Woodruff School of Mechanical Engineering
Faculty Candidate Seminar
Control of Micro- and Millifluid Dynamics: From Tissue Morphodynamics to Nanomaterial Formulation
Dr. YongTae (Tony) Kim
Massachusetts Institute of Technology
Tuesday, March 12, 2013 at 11:00:00 AM
MRDC Building, Room 4211
The field of system dynamics and controls has made enormous impacts in automotive systems, aerospace, data storage, and robotics, and is now playing similarly transformative roles in addressing important challenges in biology and medicine. Combining dynamics and control technologies with micro- and millifluidic platforms provides unique tools for (1) probing spatiotemporal dynamics in complex biological systems and (2) facilitating the process of synthesizing nanomaterials. This talk will present two examples of such multidisciplinary work. The first example is the investigation of molecular, cellular, and tissue-level dynamics in a Xenopus embryonic tissue in space and time, where our control system accommodates extreme timescales of dynamic response from milliseconds to hours. This study reveals how morphogenetic processes integrate spatiotemporal patterns of stimulation and how intercellular signals are transmitted across multiple cells. The second is the controlled formulation of multifunctional nanomaterials with high productivity and reproducibility, demonstrating an approximately 1000X improvement over previous microfluidic approaches. Our single microfluidic device enables effective assembly of multicomponent nanomaterials including therapeutic and diagnostic lipid-polymer hybrid nanoparticles and high-density lipoprotein-derived nanomaterials. These examples illustrate our approach integrating biology and nanotechnology with system dynamics and controls, which is critical for developing microsystems that mimic the structure and function of human organs and for establishing scale up manufacturing lines of multifunctional nanomaterials for translation of nanomedicines from the lab to the clinic.
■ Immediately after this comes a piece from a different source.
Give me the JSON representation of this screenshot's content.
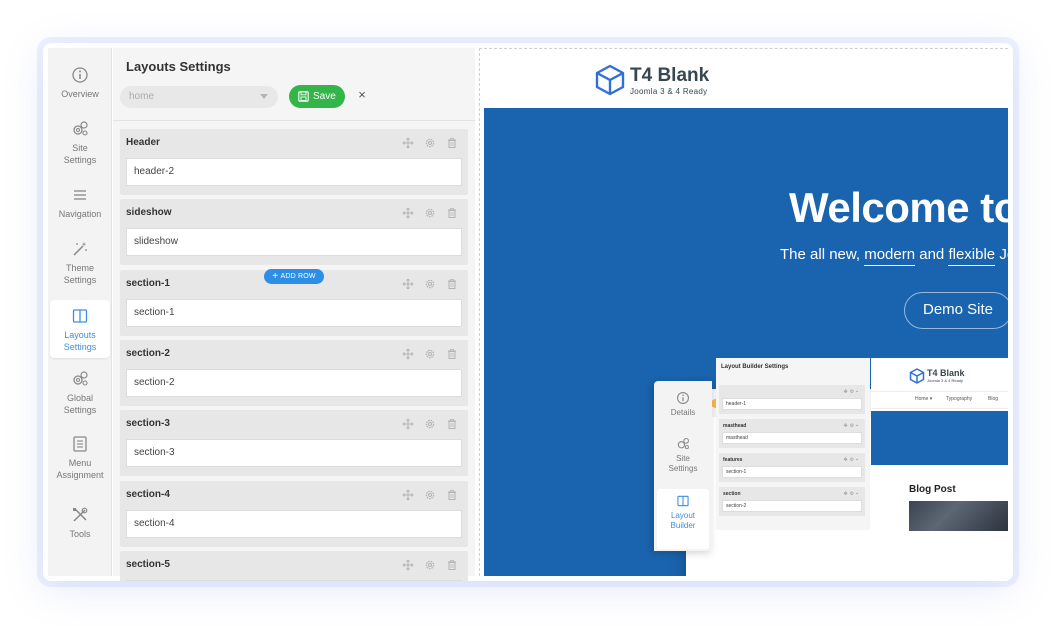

Tony Kim is a Postdoctoral Associate at Prof. Robert Langerís group in the David H. Koch Institute for Integrative Cancer Research at Massachusetts Institute of Technology, collaborating with Prof. Zahi Fayad and Prof. Willem Mulder at Mount Sinai School of Medicine and Prof. Omid Farokhzad at Brigham Womenís Hospital and Harvard Medical School. He develops microsystems that mimic vascular endothelial barrier functions for probing the behavior of multifunctional nanomaterials for effective translation of nanomedicines. He also develops automated control system with modular micro/millifluidic chips for multifunctional nanomaterial synthesis and reconstitution with high productivity and reproducibility. In 2011, he received a Ph.D. in Mechanical Engineering from Carnegie Mellon University, where he worked with Prof. William Messner and Prof. Philip LeDuc at Carnegie Mellon University and Prof. Lance Davidson at University of Pittsburgh. His doctorate research focused on developing closed-loop microfluidic control systems for lab-on-a-chip applications to biochemistry and developmental biology. He was a researcher in areas of dynamics, controls, and robotics at R&D Divisions of Hyundai-Kia Motors and Samsung Electronics for 6 years. He received Bachelorís and Masterís degrees in Mechanical and Aerospace Engineering from Seoul National University. He has authored multidisciplinary research articles in major journals including Nano Letters, JACS, PLoS ONE, Lab on a Chip, and IEEE Transactions on Control Systems Technology. He has filed over 20 patent applications worldwide (including 9 US patents), won Dowd-ICES Predoctoral Fellowship and Deanís Fellowship from Carnegie Mellon, and consulted for biomedical companies.
Refreshments will be served.